I’m back in Charleston for the month visiting friends and family and recently went to visit my friend Zach at The Golden Elephant! No, it’s not an Indian restaurant it’s his tiny house! He’s about half-way through his build and I was really curious to see the progress in person and talk about his approach to building a tiny house. Here are some of his insights!
What inspired you to build a tiny house?
I was originally inspired by the shed that Cedric re-modeled in to a living space in the backyard at our apartment. It was the perfect set-up. I was attracted to the minimalism of the lifestyle as well. Plus, all the resources and time to do it were there.
What freedoms do you hope to attain living the tiny life?
Time, I want my time back. Time and flexibility in life. I feel like you have to pay that ahead though. Truthfully, I don’t want to work as much. I also really appreciate the mobility the lifestyle offers.
Why is it called The Golden Elephant?
Cedric and I were hanging out at the house and we were discussing names at one point. We got to work and then he turned to me and said it was going to be called the golden elephant. I think the name fits. The cantilever of the house looks like a big trunk. It’s one of the largest tiny houses I’ve seen so far and the outside of the house is a golden color from the cypress.
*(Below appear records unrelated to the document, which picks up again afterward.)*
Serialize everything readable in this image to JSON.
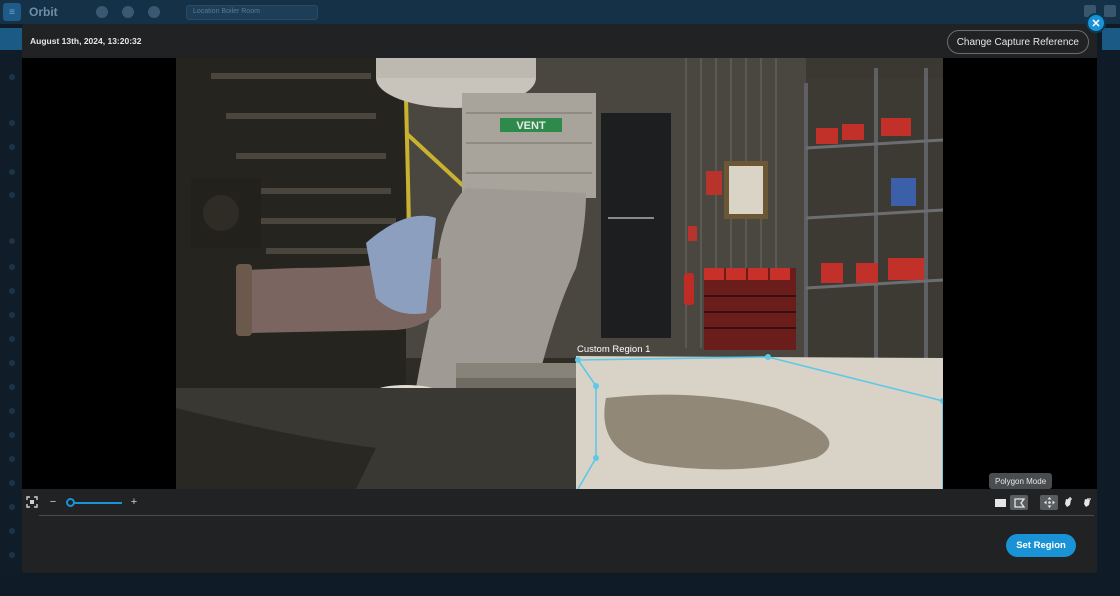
{
  "background_app": {
    "brand": "Orbit",
    "location_select": "Location Boiler Room"
  },
  "modal": {
    "timestamp": "August 13th, 2024, 13:20:32",
    "change_capture_button": "Change Capture Reference",
    "close_icon": "close-icon",
    "vent_label": "VENT",
    "region_label": "Custom Region 1",
    "tooltip": "Polygon Mode",
    "set_region_button": "Set Region",
    "zoom": {
      "minus": "−",
      "plus": "+",
      "level": 0
    },
    "tools": [
      "fit-screen-icon",
      "rectangle-mode-icon",
      "polygon-mode-icon",
      "move-icon",
      "add-point-icon",
      "remove-point-icon"
    ],
    "colors": {
      "accent": "#1a93d6",
      "region_outline": "#5fc8e8",
      "modal_bg": "#202223"
    }
  }
}
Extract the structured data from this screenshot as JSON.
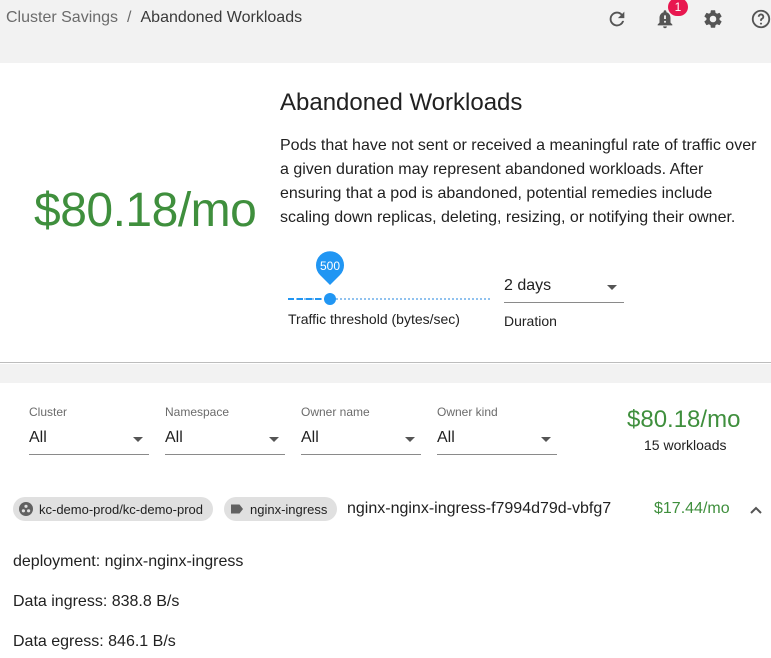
{
  "breadcrumb": {
    "parent": "Cluster Savings",
    "separator": "/",
    "current": "Abandoned Workloads"
  },
  "header": {
    "notifications_count": "1",
    "icons": [
      "refresh-icon",
      "bell-icon",
      "gear-icon",
      "help-icon"
    ]
  },
  "hero": {
    "amount": "$80.18/mo",
    "title": "Abandoned Workloads",
    "description": "Pods that have not sent or received a meaningful rate of traffic over a given duration may represent abandoned workloads. After ensuring that a pod is abandoned, potential remedies include scaling down replicas, deleting, resizing, or notifying their owner.",
    "slider": {
      "value": "500",
      "label": "Traffic threshold (bytes/sec)",
      "fraction": 0.2
    },
    "duration": {
      "value": "2 days",
      "label": "Duration"
    }
  },
  "filters": [
    {
      "label": "Cluster",
      "value": "All"
    },
    {
      "label": "Namespace",
      "value": "All"
    },
    {
      "label": "Owner name",
      "value": "All"
    },
    {
      "label": "Owner kind",
      "value": "All"
    }
  ],
  "summary": {
    "amount": "$80.18/mo",
    "count": "15 workloads"
  },
  "workload": {
    "cluster_chip": "kc-demo-prod/kc-demo-prod",
    "namespace_chip": "nginx-ingress",
    "pod_name": "nginx-nginx-ingress-f7994d79d-vbfg7",
    "cost": "$17.44/mo",
    "details": [
      "deployment: nginx-nginx-ingress",
      "Data ingress: 838.8 B/s",
      "Data egress: 846.1 B/s"
    ]
  },
  "colors": {
    "green": "#3f8f3d",
    "blue": "#2196f3",
    "badge": "#e8174f"
  }
}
How has community impacted your build?
I’ve met so many awesome people through this thing and it’s made me form stronger bonds to my community. It would not be possible without my friends. You can’t really do it without help from your community unless you have that skill set already. Building I had help with the sheathing, siding and installation of the roof. I have had help figuring out where systems are going to go, talking about ideas and how I’m going to approach these things. A lot of help has come through talking to people who have done things like this before and going over what I plan to do.
What are your methods for getting rid of stuff?
The formula that I’ve adopted is if it’s not serving a purpose or I haven’t used it in 30 days, I try to get rid of it. The exception to this is tools and camping gear because you’re not going to use them all the time but it’s difficult and expensive to replace those things. At minimum, I do four major purges a year. I will take full inventory and clean everything that I own. I will touch everything that I own in my house and if it doesn’t serve a purpose or I don’t need to own it, it’s gone. That’s what keeps me sane because I don’t need to own any more of this stuff. I’ve never been let down by not hanging on and you just have to really decide what you can and can’t live with.